- South Korea says it will retaliate if provoked
- A U.S. official says there are signs the North Koreans are preparing a launch
- China and the United States agree a rocket launch would be destabilizing
- North Korea moves a long-range rocket to a launch pad in Dongchang-ri, an official says
Just hours after the United States warned that North Korea would achieve nothing with threats or provocations, Pyongyang moved a long-range rocket it plans to test fire to a launch pad Monday, a South Korean Defense Ministry official said.
A U.S. official said the United States also has seen signs the North Koreans are preparing to launch a long-range rocket.
The news broke at the start of a two-day nuclear summit in Seoul that is bringing together leaders from the United States, Russia, China and dozens of other nations to discuss how to deal with nuclear terrorism and how to secure the world's nuclear material.
Overshadowing the summit's message of international cooperation was an announcement by North Korea that it plans to carry out a rocket-powered satellite launch in mid-April.
South Korea has said it considers the satellite launch an attempt to develop a nuclear-armed missile, while U.S. President Barack Obama said Monday such a launch would bring repercussions.
"Here in Korea, I want to speak directly to the leadership in Pyongyang. The United States has no hostile intent toward your country," Obama said during a speech to students at Seoul's Hankuk University of Foreign Studies.
"But by now it should be clear, your provocations and pursuit of nuclear weapons have not achieved the security you seek. They have undermined it."
South Korean President Lee Myung-bak said Monday his country would "thoroughly retaliate against North Korea" if provoked.
If the rocket is launched, South Korea is prepared to "track its trajectory," said the Defense Ministry official, who did not want to be named.
"There are concerns that parts of the rocket may fall within South Korean territory," he said. "If that were to happen it would threaten lives and cause damage to the economy. To guard against that, they (the military) will be tracking the orbit."
The rocket was moved to a launch pad in the northeastern portion of Dongchang-ri, a village in northwest North Korea, the South Korean official said.
North Korea says it has a right to a peaceful space program and has invited international space experts and journalists to witness the launch. Prior to Obama's speech, Pyongyang said it will see any statement critical of its nuclear program as "a declaration of war."
Using ballistic missile technology is in violation of U.N. Security Council Resolution 1874 and against a deal North Korea struck with the United States earlier this month that, in return for food aid, it would not carry out nuclear or missile tests.
"There will be no rewards for provocations. Those days are over," Obama said in his speech. "To the leaders of Pyongyang I say, this is the choice before you. This is the decision that you must make. Today we say, Pyongyang, have the courage to pursue peace and give a better life to the people of North Korea."
The U.N. nuclear watchdog agency's director general, Yukiya Amano, said the U.S.-North Korea deal is "not over" despite Pyongyang's plans to launch the rocket.

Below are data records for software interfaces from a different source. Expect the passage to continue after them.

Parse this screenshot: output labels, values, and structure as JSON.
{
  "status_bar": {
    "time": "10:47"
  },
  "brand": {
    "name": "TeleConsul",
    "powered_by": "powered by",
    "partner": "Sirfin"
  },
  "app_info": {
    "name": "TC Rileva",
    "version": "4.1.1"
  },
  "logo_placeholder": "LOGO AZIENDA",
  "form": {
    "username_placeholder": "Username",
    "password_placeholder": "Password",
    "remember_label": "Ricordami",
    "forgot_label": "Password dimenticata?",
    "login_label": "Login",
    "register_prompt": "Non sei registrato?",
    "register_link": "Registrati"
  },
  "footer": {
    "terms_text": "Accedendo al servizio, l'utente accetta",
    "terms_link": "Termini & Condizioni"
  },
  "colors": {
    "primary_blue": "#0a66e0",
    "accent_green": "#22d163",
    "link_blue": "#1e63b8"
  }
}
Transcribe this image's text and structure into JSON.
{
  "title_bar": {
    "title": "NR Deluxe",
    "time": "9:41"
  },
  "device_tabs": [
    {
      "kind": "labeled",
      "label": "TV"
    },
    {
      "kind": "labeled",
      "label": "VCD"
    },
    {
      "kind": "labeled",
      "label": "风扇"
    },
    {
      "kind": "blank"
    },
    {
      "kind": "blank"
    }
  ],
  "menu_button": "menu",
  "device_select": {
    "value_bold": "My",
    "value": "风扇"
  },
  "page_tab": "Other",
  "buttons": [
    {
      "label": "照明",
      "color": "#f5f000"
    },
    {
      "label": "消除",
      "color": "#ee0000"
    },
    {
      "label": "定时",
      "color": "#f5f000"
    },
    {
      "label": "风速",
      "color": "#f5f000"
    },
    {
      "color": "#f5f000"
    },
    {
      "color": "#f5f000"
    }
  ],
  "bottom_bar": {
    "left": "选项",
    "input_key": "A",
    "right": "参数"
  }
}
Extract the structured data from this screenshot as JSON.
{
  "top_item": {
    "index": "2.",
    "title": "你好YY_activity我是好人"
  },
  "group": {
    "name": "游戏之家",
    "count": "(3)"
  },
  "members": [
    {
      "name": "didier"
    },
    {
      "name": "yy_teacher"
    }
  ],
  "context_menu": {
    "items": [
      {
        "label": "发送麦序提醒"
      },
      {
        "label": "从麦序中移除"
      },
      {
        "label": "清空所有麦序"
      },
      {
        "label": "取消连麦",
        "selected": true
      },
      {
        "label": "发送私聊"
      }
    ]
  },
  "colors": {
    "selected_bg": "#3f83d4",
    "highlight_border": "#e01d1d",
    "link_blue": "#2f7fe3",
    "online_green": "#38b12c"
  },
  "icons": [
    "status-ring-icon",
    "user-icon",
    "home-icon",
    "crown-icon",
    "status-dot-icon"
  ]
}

"We have established contact at a working level, and they are keeping contact with the North Korean mission in Vienna," Amano said. "Nothing has been decided yet."
He said the International Atomic Energy Agency needs to consult with North Korea and other parties involved in the multilateral talks, known as the six-party talks.
Obama's wide-ranging speech also touched on the U.S. commitment to further cut its stockpile of nuclear weapons, and he issued a stern warning to Iran.
The president said sanctions have led to the "slowing" of Tehran's nuclear program. But it remains a concern.
While the president didn't specify the course of action if Iran does not comply with international demands and produces nuclear weapons, he left little leeway for Tehran's leaders.
"Iran must act with the seriousness and sense of urgency that this moment demands. Iran must meet its obligations," Obama said.
Later, Obama met with his Russian counterpart, Dmitry Medvedev, and the two agreed that there is a window of opportunity to pursue diplomacy and that Iran should take advantage of it, Ben Rhodes, one of Obama's deputy national security advisers, told reporters.
The two leaders also agreed the proposed launch by North Korea would be a violation of U.N. Security Council resolutions, he said.
"There is agreement that provocative acts like this will only increase isolation going forward," Rhodes said.
The rocket launch site is near the Chinese border.
China has somewhat of a diplomatic relationship with North Korea, though the relationship between the two countries is limited because of Pyongyang's routine provocations.
As a result, North Korea's planned launch was front and center in a meeting between Obama and China's president, Hu Jintao.
"The two leaders agreed to coordinate closely to this potential provocation, and registering our serious concerns," Rhodes said.
The two also agreed there is a broad view in the international community that a satellite launch would be destabilizing, he said.
Obama and Hu also discussed North Korea's new leadership, "this being a sensitive time on the Korean peninsula, and this being a new leader who is going to take some lessons from what works and what doesn't," Rhodes said.
North Korean leader Kim Jong Un took over from his father following the latter's death in December.
"That's a conversation President Obama had with both China and Russia," Rhodes said. "... I think they also share a frustration with the choices the new leadership has made as well."